In species with single-locus complementary sex determination (sl-CSD), sex is determined by multiple alleles at a single locus. In the haplodiploid Hymenoptera, sl-CSD results in females, if individuals are heterozygous at the sex locus, and in males, if individuals are hemizygous (haploid males) or homozygous (diploid males). Several hymenopteran species have been shown to have sl-CSD, but in several others sl-CSD is absent and the phylogenetic distribution remains unclear. In the family Braconidae, all four species tested so far were shown to possess sl-CSD. In this study, inbreeding experiments were used to test for the presence of sl-CSD in two species belonging to a subfamily of the Braconidae, Asobara tabida and Alysia manducator (Alysiinae). In both species inbreeding experiments showed no difference in brood size or sex ratio compared to the (outbred) control group.
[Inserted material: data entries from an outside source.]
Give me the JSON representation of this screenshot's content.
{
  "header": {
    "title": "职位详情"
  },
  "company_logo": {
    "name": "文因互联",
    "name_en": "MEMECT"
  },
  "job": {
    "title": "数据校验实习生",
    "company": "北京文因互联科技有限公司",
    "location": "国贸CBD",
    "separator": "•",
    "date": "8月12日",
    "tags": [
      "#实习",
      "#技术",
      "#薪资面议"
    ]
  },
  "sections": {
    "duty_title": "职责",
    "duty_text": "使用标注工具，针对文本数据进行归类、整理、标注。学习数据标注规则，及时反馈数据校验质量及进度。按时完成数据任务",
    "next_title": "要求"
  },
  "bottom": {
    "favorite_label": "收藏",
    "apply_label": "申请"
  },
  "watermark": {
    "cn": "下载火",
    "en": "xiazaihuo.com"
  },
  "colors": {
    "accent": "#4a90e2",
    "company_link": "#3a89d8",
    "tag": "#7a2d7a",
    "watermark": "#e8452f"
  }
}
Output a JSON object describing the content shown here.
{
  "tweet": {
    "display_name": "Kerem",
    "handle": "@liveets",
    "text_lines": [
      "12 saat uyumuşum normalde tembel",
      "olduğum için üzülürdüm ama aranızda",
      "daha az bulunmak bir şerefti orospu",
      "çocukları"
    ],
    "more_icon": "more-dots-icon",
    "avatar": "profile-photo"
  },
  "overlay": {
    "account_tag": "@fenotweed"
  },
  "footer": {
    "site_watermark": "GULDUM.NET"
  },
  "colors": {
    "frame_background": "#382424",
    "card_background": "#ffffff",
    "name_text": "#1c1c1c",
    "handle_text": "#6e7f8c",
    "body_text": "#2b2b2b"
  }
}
Furthermore, the sex ratios found in the inbreeding treatment differed significantly from the sex ratios expected under sl-CSD. Therefore, we conclude that sl-CSD is absent in these species. This study is the first to show the lack of sl-CSD in species of the Braconidae family and that hymenopteran sex-determining mechanisms can vary, even within a family.
|Nummer van het tijdschrift||1|
|Status||Published - 2000|